Book information

  • Published: October 2012
  • Imprint: Chandos Publishing
  • ISBN: 978-1-84334-712-5


"Complex, unorthodox and sometimes radical ideas are discussed and explored in ways that are accessible, frequently entertaining, often humorous but always provocative."--Archives and Records, August 1, 2014

"The enjoyment and the impact comes not least because of the clarity and erudition of much of the writing here. Complex, unorthodox and sometimes radical ideas are discussed and explored in ways that are accessible, frequently entertaining, often humorous but always provocative."--Archives & Records, August 1, 2014
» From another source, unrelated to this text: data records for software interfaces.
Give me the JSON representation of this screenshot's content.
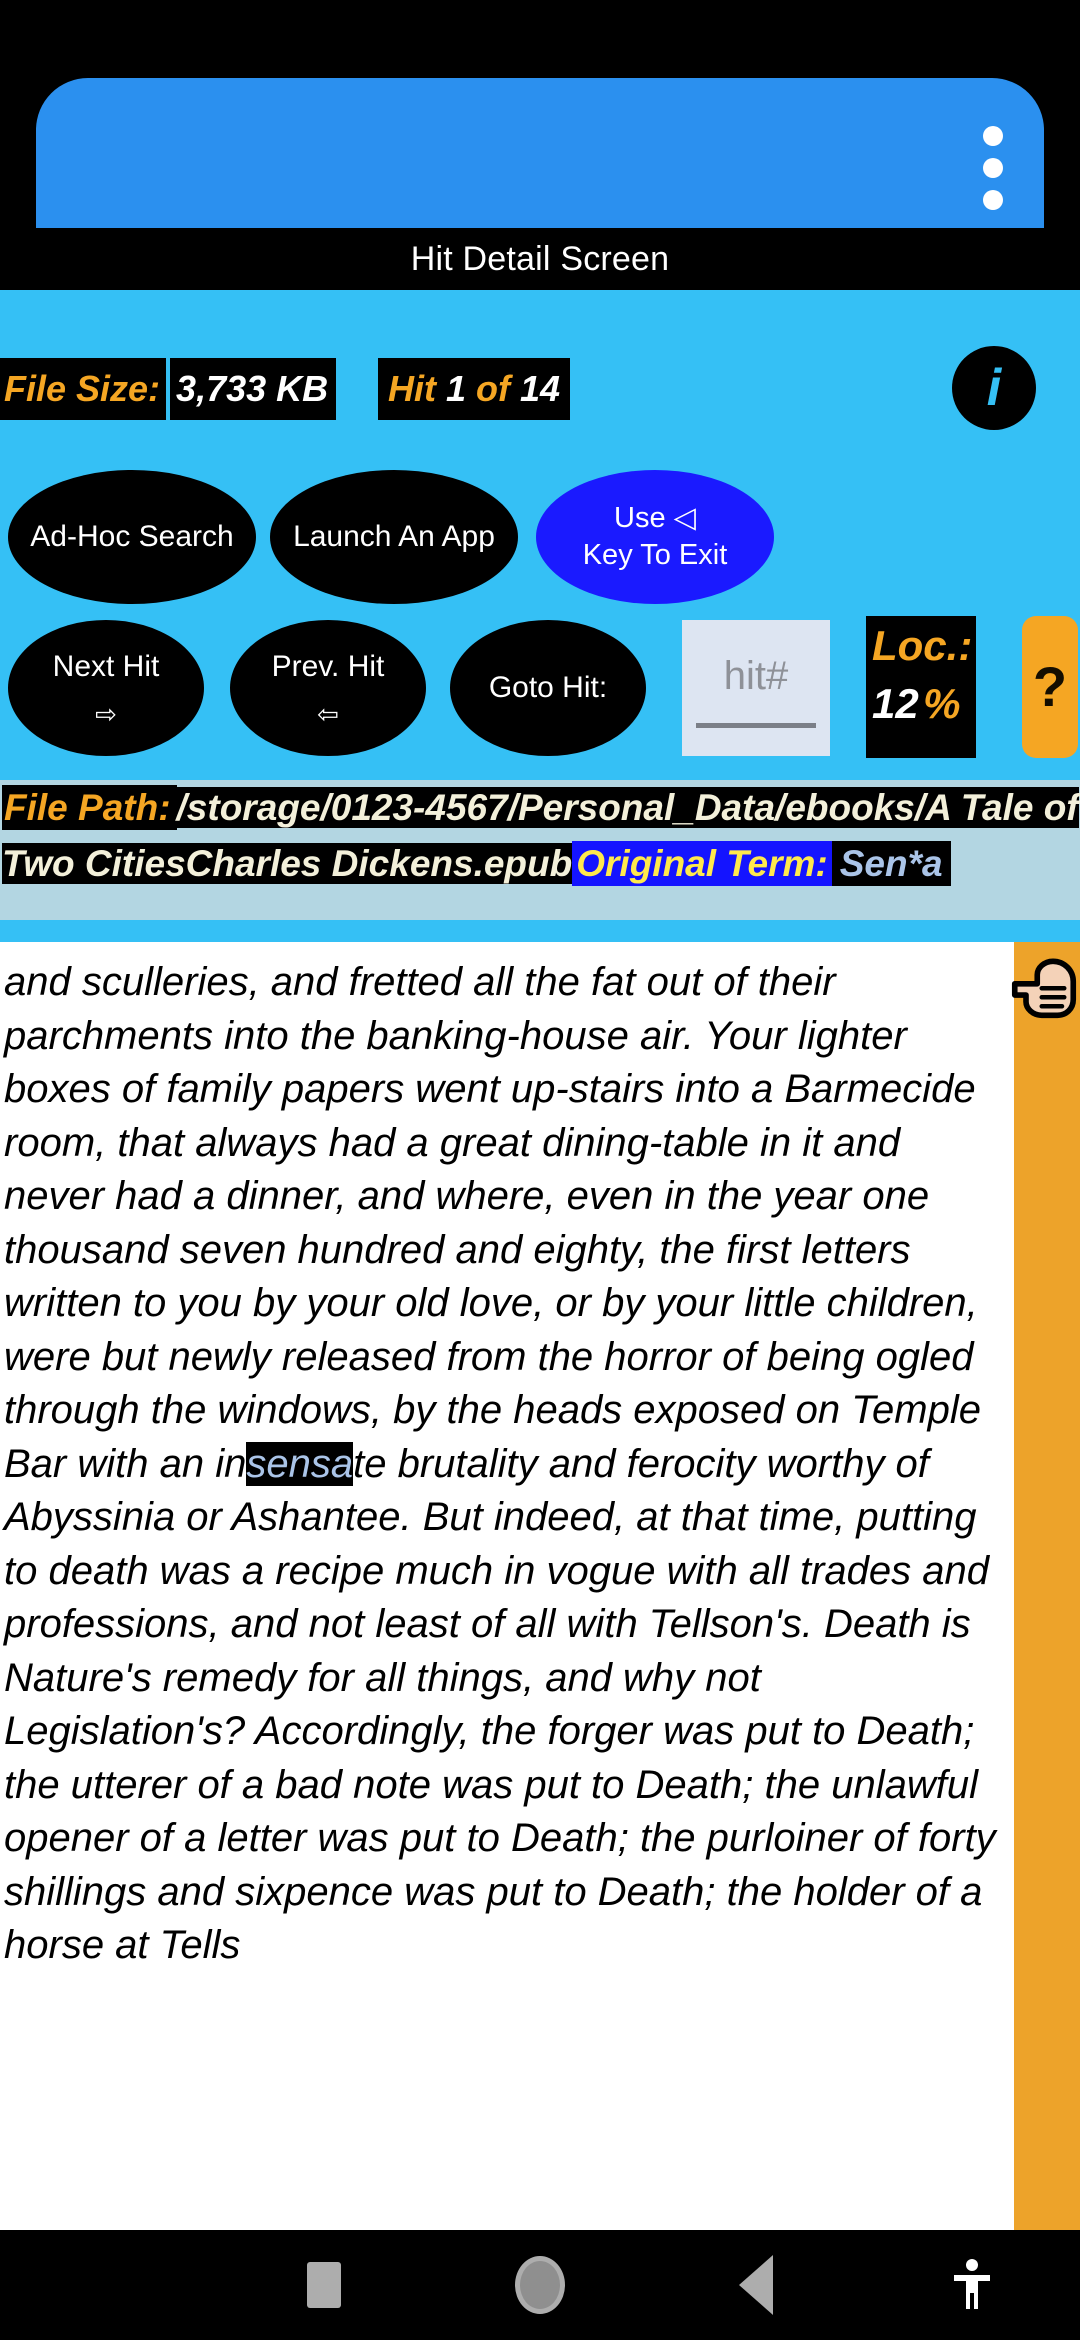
{
  "appbar": {
    "overflow_icon": "overflow-menu-icon"
  },
  "title": "Hit Detail Screen",
  "info": {
    "file_size_label": "File Size:",
    "file_size_value": "3,733 KB",
    "hit_label": "Hit",
    "hit_current": "1",
    "hit_of": "of",
    "hit_total": "14",
    "info_icon": "i"
  },
  "buttons": {
    "adhoc_search": "Ad-Hoc Search",
    "launch_app": "Launch An App",
    "exit_line1": "Use ◁",
    "exit_line2": "Key To Exit",
    "next_hit": "Next Hit",
    "next_hit_arrow": "⇨",
    "prev_hit": "Prev. Hit",
    "prev_hit_arrow": "⇦",
    "goto_hit": "Goto Hit:",
    "help": "?"
  },
  "hit_input": {
    "placeholder": "hit#",
    "value": ""
  },
  "location": {
    "label": "Loc.:",
    "value": "12",
    "unit": "%"
  },
  "path": {
    "label": "File Path:",
    "value": "/storage/0123-4567/Personal_Data/ebooks/A Tale of Two CitiesCharles Dickens.epub",
    "term_label": "Original Term:",
    "term_value": "Sen*a"
  },
  "body": {
    "before_highlight": "and sculleries, and fretted all the fat out of their parchments into the banking-house air. Your lighter boxes of family papers went up-stairs into a Barmecide room, that always had a great dining-table in it and never had a dinner, and where, even in the year one thousand seven hundred and eighty, the first letters written to you by your old love, or by your little children, were but newly released from the horror of being ogled through the windows, by the heads exposed on Temple Bar with an in",
    "highlight": "sensa",
    "after_highlight": "te brutality and ferocity worthy of Abyssinia or Ashantee. But indeed, at that time, putting to death was a recipe much in vogue with all trades and professions, and not least of all with Tellson's. Death is Nature's remedy for all things, and why not Legislation's? Accordingly, the forger was put to Death; the utterer of a bad note was put to Death; the unlawful opener of a letter was put to Death; the purloiner of forty shillings and sixpence was put to Death; the holder of a horse at Tells"
  },
  "rail": {
    "hand_icon": "pointing-hand-icon"
  },
  "navbar": {
    "recents": "recents-square-icon",
    "home": "home-circle-icon",
    "back": "back-triangle-icon",
    "accessibility": "accessibility-icon"
  },
  "colors": {
    "appbar": "#2b90ef",
    "panel": "#35c0f5",
    "accent_orange": "#f5a623",
    "rail_orange": "#eda32a",
    "exit_blue": "#1a1aff",
    "path_bg": "#b3d6e2",
    "term_blue": "#1414ff",
    "highlight_text": "#aac4e8"
  }
}
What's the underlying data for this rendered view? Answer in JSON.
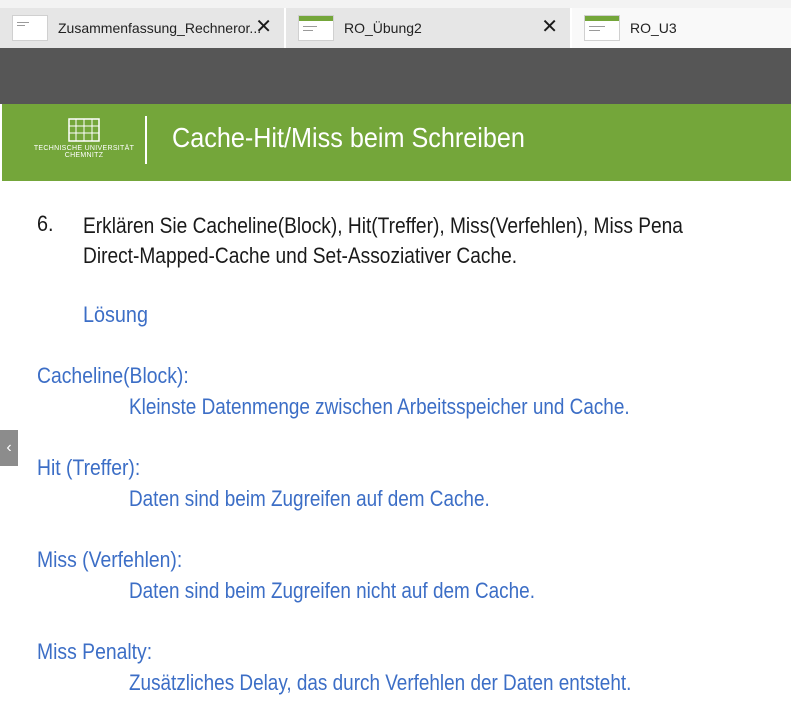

"It is a worthy addition to the bookshelf of any archivist and an encouragement to further explore how the evolution of the archival professional nationally and internationally has affected records creation…The personal, reflective and thoughtful."--Information & Culture September 1, 2014

"Michael Piggott has been a provocative contributor to the philosophy and practice of archival programmes for a long time now. This collection of his essays spans his career…as well as his most recent writings. The overall effect is a magisterial sweep through the Australian archival and record-keeping scene, peppered with challenging insights."--The Australian Library Journal, Vol. 62, No. 4, 2013

"The essays are erudite and enthusiastic, and they […] reveal a deep Australian archival sensibility while discussing theories, debates, events and people from the wider (mostly Anglophone) archival world. This book should be read by anyone who wants to understand more about records and their meaning for society."--Library and Information History

Table of Contents

Introduction: Societal provenance. Part 1 History: Themes in Australian recordkeeping, 1788-2010; Schellenberg in Australia: Meaning and precedent; Archives: An indispensable resource for Australian historians? The file on H. Part 2 Institutions: Libraries and archives: From subordination to partnership; Making sense of prime ministerial libraries; War, sacred archiving and C.E.W. Bean. Part 3 Formation: Saving the statistics, destroying the census; Documenting Australian business: Invisible hand or centrally planned? Appraisal ‘firsts’ in twenty-first-century Australia. Part 4 Debates: Two cheers for the records continuum; Recordkeeping and recordari: Listening to Percy Grainger; Alchemist magpies? Collecting archivists and their critics; The poverty of Australia’s recordkeeping history; Acknowledging Indigenous recordkeeping.